The measure also created a relatively quick way to begin to overhaul the board. Under the measure, a number of current members of the board could lose their seats if they have served at least half of their terms.
It is not clear whether the CIRM governing board was aware of the removal provisions when they endorsed Proposition 14 on June 26 last year on a 21-1 vote. The discussion lasted only 30 minutes. “It’s a no-brainer,” said George Blumenthal, chancellor of the UC Santa Cruz campus and a member of the CIRM board.
The lone “no” vote came from Jeff Sheehy, an HIV/AIDS patient advocate member of the board. Sheehy served on the board from its inception until last fall.
In an op-ed piece in the San Diego Union-Tribune last fall, he wrote,
“Proposition 14 fails to fix severe flaws in the measure that created CIRM. It does nothing about the absurd requirement that any changes to the agency require a 70 percent super-majority vote of the Legislature. Nor does it address the widely criticized conflicts of interest among board members, the majority of them representing institutions that have received the bulk of CIRM’s spending. In fact, Proposition 14 makes this worse by adding more board members from these institutions.

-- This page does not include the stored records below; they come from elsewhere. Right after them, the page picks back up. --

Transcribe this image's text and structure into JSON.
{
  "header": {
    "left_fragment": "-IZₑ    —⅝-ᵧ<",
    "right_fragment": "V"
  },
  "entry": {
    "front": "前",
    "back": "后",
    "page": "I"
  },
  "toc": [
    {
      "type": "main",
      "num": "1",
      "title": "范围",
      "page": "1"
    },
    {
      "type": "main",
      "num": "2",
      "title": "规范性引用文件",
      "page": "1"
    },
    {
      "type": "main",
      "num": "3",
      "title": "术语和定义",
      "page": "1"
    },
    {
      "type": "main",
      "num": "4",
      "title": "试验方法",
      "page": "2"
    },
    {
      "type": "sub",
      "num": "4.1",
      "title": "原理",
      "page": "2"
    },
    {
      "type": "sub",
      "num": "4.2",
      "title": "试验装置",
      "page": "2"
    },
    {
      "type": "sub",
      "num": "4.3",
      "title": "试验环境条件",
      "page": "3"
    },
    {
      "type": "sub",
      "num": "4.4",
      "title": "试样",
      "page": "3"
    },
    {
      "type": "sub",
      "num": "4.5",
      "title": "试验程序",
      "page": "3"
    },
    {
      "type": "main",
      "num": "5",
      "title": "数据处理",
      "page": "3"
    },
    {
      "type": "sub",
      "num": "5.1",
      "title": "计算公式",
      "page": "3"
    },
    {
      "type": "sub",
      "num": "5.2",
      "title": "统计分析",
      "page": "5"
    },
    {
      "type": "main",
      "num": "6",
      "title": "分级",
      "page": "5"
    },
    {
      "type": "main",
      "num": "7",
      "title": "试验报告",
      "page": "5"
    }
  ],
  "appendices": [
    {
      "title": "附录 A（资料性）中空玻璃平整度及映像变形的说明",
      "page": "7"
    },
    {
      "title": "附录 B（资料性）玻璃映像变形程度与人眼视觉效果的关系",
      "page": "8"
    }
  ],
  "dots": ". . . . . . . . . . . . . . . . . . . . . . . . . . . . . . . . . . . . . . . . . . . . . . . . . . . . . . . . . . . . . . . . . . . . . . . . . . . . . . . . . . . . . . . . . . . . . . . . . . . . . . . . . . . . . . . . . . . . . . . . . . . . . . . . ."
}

“Another serious issue is Proposition 14’s failure to enable a key promise made in the 2004 ballot measure: that CIRM funding will “benefit the California budget by … providing an opportunity for the state to benefit from royalties, patents and licensing fees that result from the research.” In 2004, the backers of the campaign said they anticipated returns to the state of up to $1.1 billion; to date, CIRM has returned $350,000.

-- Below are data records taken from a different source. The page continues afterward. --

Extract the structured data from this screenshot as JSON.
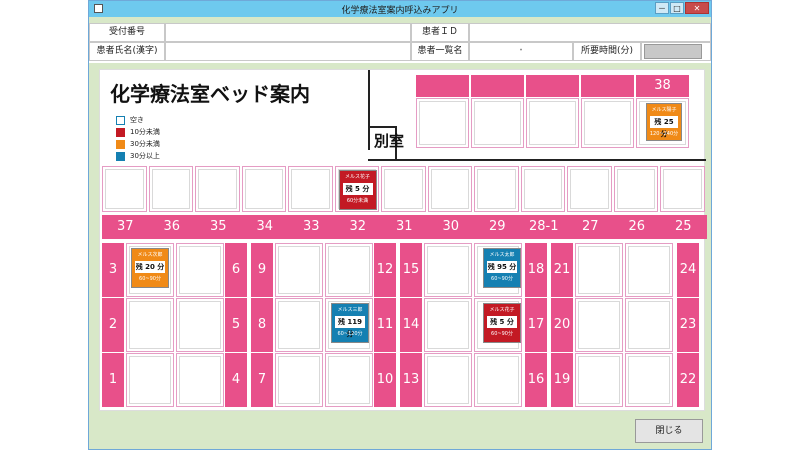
{
  "window": {
    "title": "化学療法室案内呼込みアプリ",
    "min_label": "－",
    "max_label": "□",
    "close_label": "✕"
  },
  "header": {
    "reception_no_label": "受付番号",
    "reception_no_value": "",
    "patient_id_label": "患者ＩＤ",
    "patient_id_value": "",
    "patient_name_label": "患者氏名(漢字)",
    "patient_name_value": "",
    "patient_list_label": "患者一覧名",
    "patient_list_value": "・",
    "required_time_label": "所要時間(分)"
  },
  "board": {
    "title": "化学療法室ベッド案内",
    "annex_label": "別室",
    "legend": [
      {
        "label": "空き",
        "color": "#ffffff"
      },
      {
        "label": "10分未満",
        "color": "#c31a24"
      },
      {
        "label": "30分未満",
        "color": "#f08a17"
      },
      {
        "label": "30分以上",
        "color": "#1580b2"
      }
    ]
  },
  "annex_bed": {
    "number": "38"
  },
  "top_numbers": [
    "37",
    "36",
    "35",
    "34",
    "33",
    "32",
    "31",
    "30",
    "29",
    "28-1",
    "27",
    "26",
    "25"
  ],
  "left_cols": [
    {
      "top": "3",
      "mid": "2",
      "bot": "1"
    },
    {
      "top": "6",
      "mid": "5",
      "bot": "4"
    },
    {
      "top": "9",
      "mid": "8",
      "bot": "7"
    },
    {
      "top": "12",
      "mid": "11",
      "bot": "10"
    },
    {
      "top": "15",
      "mid": "14",
      "bot": "13"
    },
    {
      "top": "18",
      "mid": "17",
      "bot": "16"
    },
    {
      "top": "21",
      "mid": "20",
      "bot": "19"
    },
    {
      "top": "24",
      "mid": "23",
      "bot": "22"
    }
  ],
  "cards": {
    "bed38": {
      "name": "メルス陽子",
      "remain": "残 25 分",
      "range": "120~240分",
      "color": "orange"
    },
    "bed32": {
      "name": "メルス花子",
      "remain": "残 5 分",
      "range": "60分未満",
      "color": "red"
    },
    "bed3": {
      "name": "メルス次郎",
      "remain": "残 20 分",
      "range": "60~90分",
      "color": "orange"
    },
    "bed15": {
      "name": "メルス太郎",
      "remain": "残 95 分",
      "range": "60~90分",
      "color": "blue"
    },
    "bed8": {
      "name": "メルス三郎",
      "remain": "残 119 分",
      "range": "60~120分",
      "color": "blue"
    },
    "bed14": {
      "name": "メルス花子",
      "remain": "残 5 分",
      "range": "60~90分",
      "color": "red"
    }
  },
  "footer": {
    "close_label": "閉じる"
  }
}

“But there’s another problem: The returns are limited because by law, the state cannot hold equity like a venture capitalist would do. Amending that rule should have been included in the new measure so that California could realize a meaningful return on its huge investment in stem-cell research. Failing to do that, especially when the investment is paid for with debt financing, is fiduciary malpractice.”
Sheehy last fall told the California Stem Cell Report that his article was requested by the newspaper. His concerns about the failings of Proposition 14 have also been carried at greater length by the California Stem Cell Report and can be found verbatim here and here.
Can Proposition 14 be changed?
CIRM can make an effort to change Proposition 14 if it wishes. But the state law concerning CIRM, which is what Proposition 14 now is, can be altered only in two difficult ways. One is another ballot initiative. The second, as Sheehy points out, is via a 70 percent vote of both houses of the state legislature and the signature of the governor. State law concerning the agency has been amended only once via the legislative process. The vice-chairman of the agency, Art Torres, who had a long career as a state lawmaker, has strongly advised against going the legislative route because of the political difficulties.
Proposition 14 is something of a “Christmas Tree” measure — a term used to describe legislation that has something for everyone. Many ballot initiatives are like that. They must run the gauntlet of a ballot campaign, luring millions of voters into voting for them. Backers of initiatives need to satisfy potential donors and potential beneficiaries, all the while not alienating anybody enough to generate well-funded, powerful opposition.
The 2004 measure fulfilled those needs nicely. Nearly every institution that stood to benefit from CIRM funding gained a seat at the table where the decisions were made — for better or worse.
Proposition 14 carries on in that tradition and expands it. Plus the initiative attempts to deal with the tough challenges of costs and profits in what many expect to be a revolution in medicine. Removing those obstacles and luring in businesses are keys to convincing voters once again that CIRM is a resounding success — a task that CIRM will face in less than a decade when state funds once again start to dribble to an end.